The Chennai Photowalk – III
With Chandrachoodan Gopalakrishnan announcing The Second Chennai Photowalk on December 9, 2007, I thought its time to post the concluding part of the First Chennai Photowalk. (Earlier posts on The Chennai Photowalk figure in the Best of Metroblogging )
Built initially in 1712 near Fort St George, this church was destroyed in the French siege in 1746. It was completely rebuilt in 1772 at Armenian Street. That’s why you see the two years mentioned in the entrance of the Church.
Chennai Metroblogging has a post on Armenian Church by Nancy Gandhi. And there is this story Last Armenians of Madras in the BBC website. These links will provide the readers the historical information on Armenian Church.
The Church is presently renovated and restored with an estimated Rs.1.5 crore grant from the Armenian Church Trust in Kolkata, and guidance from the Indian National Trust for Art and Cultural Heritage. The renovated Church is expected to resume service by March 2008.
The grave of Rev Harutiun Shmavonian
Rev Harutiun Shmavonian. (Shiraz 1750 – Madras 1824) a diocese of Madras established a printing press in 1789. Influenced by the publication of an English newspaper, published the first Armenian journal, Azdarar (‘Monitor’) in October 1794. The first constitution for an independent Armenia was drafted by the community in Madras in 1781. Not until the fall of the USSR in 1991 was the dream realized.
Anand recalled his earlier visit to the Church some time during 2002 when he was the sound recordist for the team which made a documentary on the Armenian Church for UGC.
The Belfry Tower in the Armenian Church is the only Church in Madras (Chennai) which has 6 bells. Two, dating from 1837, have an international pedigree.
They come from the same source – London’s Whitechapel Bell Foundry – that created the bells for the UK parliament’s Big Ben, and the much older Liberty Bell in Philadelphia.
The group, after a brief halt in a lassi shop, decided to skip the visit to High Court Complex and the location where the German Cruiser Emden bombarded Madras during World War I.
Boarded a bus to head for the Fort St George and bought the tickets for Fort. Little later we realized that the bus is heading in the opposite direction. The conductor heard the request for tickets for Fort as for Port and issued the tickets. We got down at Beach Station, where we started and looking for a bus to go to Fort St George.
While we could not get a bus immediately, we engaged a Share Auto. It accommodated the seven of us (three of the group engaged a regular auto and proceeded to Fort St George already).
While we entered our names in the Register at the entrance of Fort Museum, the policewoman was surprised that being residents of Chennai and were yet to visit Fort Museum. Many in the group have visited the Fort Museum some time or other.
This Cupola once housed the statue of Cornwallis at the Cenotaph Road junction and is presently inside the Fort Museum Entrance.
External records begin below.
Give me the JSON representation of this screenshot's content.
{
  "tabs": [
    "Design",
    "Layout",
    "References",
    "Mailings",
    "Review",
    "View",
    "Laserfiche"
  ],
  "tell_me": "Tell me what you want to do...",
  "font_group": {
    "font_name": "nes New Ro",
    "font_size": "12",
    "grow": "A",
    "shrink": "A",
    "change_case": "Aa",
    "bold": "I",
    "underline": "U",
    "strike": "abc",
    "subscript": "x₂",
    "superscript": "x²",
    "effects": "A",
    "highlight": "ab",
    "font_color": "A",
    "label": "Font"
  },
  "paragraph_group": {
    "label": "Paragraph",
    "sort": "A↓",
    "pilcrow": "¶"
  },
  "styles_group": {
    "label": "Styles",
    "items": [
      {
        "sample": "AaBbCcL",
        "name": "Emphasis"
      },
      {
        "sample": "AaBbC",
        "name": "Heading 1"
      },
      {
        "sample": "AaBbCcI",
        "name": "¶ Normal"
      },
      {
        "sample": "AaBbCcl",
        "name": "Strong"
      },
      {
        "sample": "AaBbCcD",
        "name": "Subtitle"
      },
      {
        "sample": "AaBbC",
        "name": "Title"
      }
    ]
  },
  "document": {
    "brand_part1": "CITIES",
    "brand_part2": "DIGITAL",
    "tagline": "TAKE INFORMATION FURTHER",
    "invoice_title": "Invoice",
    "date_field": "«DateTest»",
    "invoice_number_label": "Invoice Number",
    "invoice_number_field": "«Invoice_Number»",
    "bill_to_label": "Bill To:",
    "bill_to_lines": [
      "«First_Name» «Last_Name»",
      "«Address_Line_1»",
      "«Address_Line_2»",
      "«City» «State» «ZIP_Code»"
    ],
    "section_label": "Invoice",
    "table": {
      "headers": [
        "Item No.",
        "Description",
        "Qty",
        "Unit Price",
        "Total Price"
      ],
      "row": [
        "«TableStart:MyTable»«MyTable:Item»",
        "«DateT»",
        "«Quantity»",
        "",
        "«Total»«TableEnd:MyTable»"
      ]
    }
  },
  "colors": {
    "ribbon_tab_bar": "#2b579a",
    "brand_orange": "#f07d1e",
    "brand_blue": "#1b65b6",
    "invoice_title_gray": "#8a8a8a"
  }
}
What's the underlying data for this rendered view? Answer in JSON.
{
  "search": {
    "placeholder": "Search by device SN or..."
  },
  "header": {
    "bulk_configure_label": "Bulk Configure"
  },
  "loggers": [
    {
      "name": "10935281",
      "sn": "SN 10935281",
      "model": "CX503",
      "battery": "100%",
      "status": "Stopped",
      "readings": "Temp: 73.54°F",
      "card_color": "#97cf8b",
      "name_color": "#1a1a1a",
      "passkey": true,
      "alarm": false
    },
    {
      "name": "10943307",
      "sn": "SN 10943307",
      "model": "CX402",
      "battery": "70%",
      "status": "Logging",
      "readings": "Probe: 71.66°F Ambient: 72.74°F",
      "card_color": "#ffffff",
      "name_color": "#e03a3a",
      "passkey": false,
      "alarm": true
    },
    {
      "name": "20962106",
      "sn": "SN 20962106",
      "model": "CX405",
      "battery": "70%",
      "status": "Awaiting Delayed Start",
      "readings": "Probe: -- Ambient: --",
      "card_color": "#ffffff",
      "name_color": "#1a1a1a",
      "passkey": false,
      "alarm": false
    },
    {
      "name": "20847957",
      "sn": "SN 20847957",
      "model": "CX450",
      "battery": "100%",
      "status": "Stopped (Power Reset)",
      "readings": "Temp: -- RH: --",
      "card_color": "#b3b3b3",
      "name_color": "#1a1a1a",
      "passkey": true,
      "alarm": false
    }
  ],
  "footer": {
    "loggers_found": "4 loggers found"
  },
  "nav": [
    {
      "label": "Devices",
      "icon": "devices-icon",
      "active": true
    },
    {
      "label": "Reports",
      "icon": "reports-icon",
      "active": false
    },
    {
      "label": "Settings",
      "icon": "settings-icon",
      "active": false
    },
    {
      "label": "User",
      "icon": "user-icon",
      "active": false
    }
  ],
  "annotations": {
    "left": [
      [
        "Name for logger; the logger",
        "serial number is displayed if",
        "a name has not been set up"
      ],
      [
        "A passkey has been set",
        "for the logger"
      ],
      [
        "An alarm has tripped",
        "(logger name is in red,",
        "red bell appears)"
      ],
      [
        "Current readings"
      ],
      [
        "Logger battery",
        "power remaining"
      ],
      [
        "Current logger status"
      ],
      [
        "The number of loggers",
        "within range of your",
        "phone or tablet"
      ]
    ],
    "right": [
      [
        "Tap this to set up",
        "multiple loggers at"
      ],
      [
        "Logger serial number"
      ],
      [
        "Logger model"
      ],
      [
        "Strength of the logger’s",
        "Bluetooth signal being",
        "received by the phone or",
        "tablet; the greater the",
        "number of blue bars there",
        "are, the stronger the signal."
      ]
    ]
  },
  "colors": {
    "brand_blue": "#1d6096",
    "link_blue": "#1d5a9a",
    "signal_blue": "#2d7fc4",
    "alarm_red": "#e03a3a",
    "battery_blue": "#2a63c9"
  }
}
Read the story of Empty Cupolas by Mr S Muthiah.
The Fort Museum building was raised with the profits on the lottery in about 1795 A D. The building, prior to being the Museum premises, had halls for entertainment, broker’s exchange, officers mess for the British Regiment, Coffee House, lottery drawings. Madras Bank functioned in this building since 1861 AD. What the plaque does not say is “The first light house of Madras functioned from the roof of this building” (Four Light Houses of Madras)
Videography and flash photography inside the Museum was not permitted. Apparently there is no bar on taking photographs in the ambient light. When the Museum authorities saw a bunch of people taking photographs, restrained us to restrict the photographs to a few.
Madras was bombarded twice. Once on 22/09/1914 (World War I) and again on 12/10/1943 (World War II). The bombings led to exodus of people of Madras to places distant and near. My mother and uncles recall about their moving to Kanchipuram in 1943 calling it as evacuation.
To appreciate the display in Museum, one needs to spend at least a day, while we could spend about an hour or so. There is a section entirely devoted to the paintings of the British Governors, Kings, Queens and Durbar of Udayar kings of Mysore etc.,
Time was around 1.30 pm. Due to a personal commitment, I had to cut short the Chennai Photowalk and the group minus me, (photo)walked to the St Mary’s Church in the Fort St George Complex.